Return all of the material that follows, keeping each line exactly as it is.
(RECORDS FOR THIS TASK begins)
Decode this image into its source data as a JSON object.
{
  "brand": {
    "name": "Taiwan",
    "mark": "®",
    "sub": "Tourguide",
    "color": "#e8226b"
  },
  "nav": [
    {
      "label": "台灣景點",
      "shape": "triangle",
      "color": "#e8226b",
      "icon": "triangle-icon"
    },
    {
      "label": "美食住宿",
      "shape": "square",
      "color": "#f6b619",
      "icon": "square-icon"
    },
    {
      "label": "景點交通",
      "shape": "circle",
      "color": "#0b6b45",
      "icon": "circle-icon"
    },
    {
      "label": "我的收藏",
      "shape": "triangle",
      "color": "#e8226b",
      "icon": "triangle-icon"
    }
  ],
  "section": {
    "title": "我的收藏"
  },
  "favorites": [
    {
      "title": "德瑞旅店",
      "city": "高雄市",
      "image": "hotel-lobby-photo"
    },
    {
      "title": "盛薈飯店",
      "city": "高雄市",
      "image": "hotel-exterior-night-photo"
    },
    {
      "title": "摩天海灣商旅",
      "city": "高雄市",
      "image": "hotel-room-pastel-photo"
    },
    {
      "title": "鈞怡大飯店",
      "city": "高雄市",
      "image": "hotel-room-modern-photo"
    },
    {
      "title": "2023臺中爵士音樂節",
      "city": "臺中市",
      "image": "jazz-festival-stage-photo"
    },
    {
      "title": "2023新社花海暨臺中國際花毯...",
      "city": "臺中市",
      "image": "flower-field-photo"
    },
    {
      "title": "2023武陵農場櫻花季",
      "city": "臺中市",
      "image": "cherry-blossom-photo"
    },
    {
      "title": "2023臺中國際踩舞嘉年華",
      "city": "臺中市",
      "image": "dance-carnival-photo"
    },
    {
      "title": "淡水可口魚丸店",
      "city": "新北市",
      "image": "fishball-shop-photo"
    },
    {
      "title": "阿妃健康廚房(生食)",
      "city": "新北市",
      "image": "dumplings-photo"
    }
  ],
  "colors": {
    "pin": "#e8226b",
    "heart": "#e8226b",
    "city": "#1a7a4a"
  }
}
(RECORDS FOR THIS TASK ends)
◆ RESPONSE BELOW ◆
Decode this image into its source data as a JSON object.
{
  "brand": {
    "name": "Taiwan",
    "mark": "®",
    "sub": "Tourguide",
    "color": "#e8226b"
  },
  "nav": [
    {
      "label": "台灣景點",
      "shape": "triangle",
      "color": "#e8226b",
      "icon": "triangle-icon"
    },
    {
      "label": "美食住宿",
      "shape": "square",
      "color": "#f6b619",
      "icon": "square-icon"
    },
    {
      "label": "景點交通",
      "shape": "circle",
      "color": "#0b6b45",
      "icon": "circle-icon"
    },
    {
      "label": "我的收藏",
      "shape": "triangle",
      "color": "#e8226b",
      "icon": "triangle-icon"
    }
  ],
  "section": {
    "title": "我的收藏"
  },
  "favorites": [
    {
      "title": "德瑞旅店",
      "city": "高雄市",
      "image": "hotel-lobby-photo"
    },
    {
      "title": "盛薈飯店",
      "city": "高雄市",
      "image": "hotel-exterior-night-photo"
    },
    {
      "title": "摩天海灣商旅",
      "city": "高雄市",
      "image": "hotel-room-pastel-photo"
    },
    {
      "title": "鈞怡大飯店",
      "city": "高雄市",
      "image": "hotel-room-modern-photo"
    },
    {
      "title": "2023臺中爵士音樂節",
      "city": "臺中市",
      "image": "jazz-festival-stage-photo"
    },
    {
      "title": "2023新社花海暨臺中國際花毯...",
      "city": "臺中市",
      "image": "flower-field-photo"
    },
    {
      "title": "2023武陵農場櫻花季",
      "city": "臺中市",
      "image": "cherry-blossom-photo"
    },
    {
      "title": "2023臺中國際踩舞嘉年華",
      "city": "臺中市",
      "image": "dance-carnival-photo"
    },
    {
      "title": "淡水可口魚丸店",
      "city": "新北市",
      "image": "fishball-shop-photo"
    },
    {
      "title": "阿妃健康廚房(生食)",
      "city": "新北市",
      "image": "dumplings-photo"
    }
  ],
  "colors": {
    "pin": "#e8226b",
    "heart": "#e8226b",
    "city": "#1a7a4a"
  }
}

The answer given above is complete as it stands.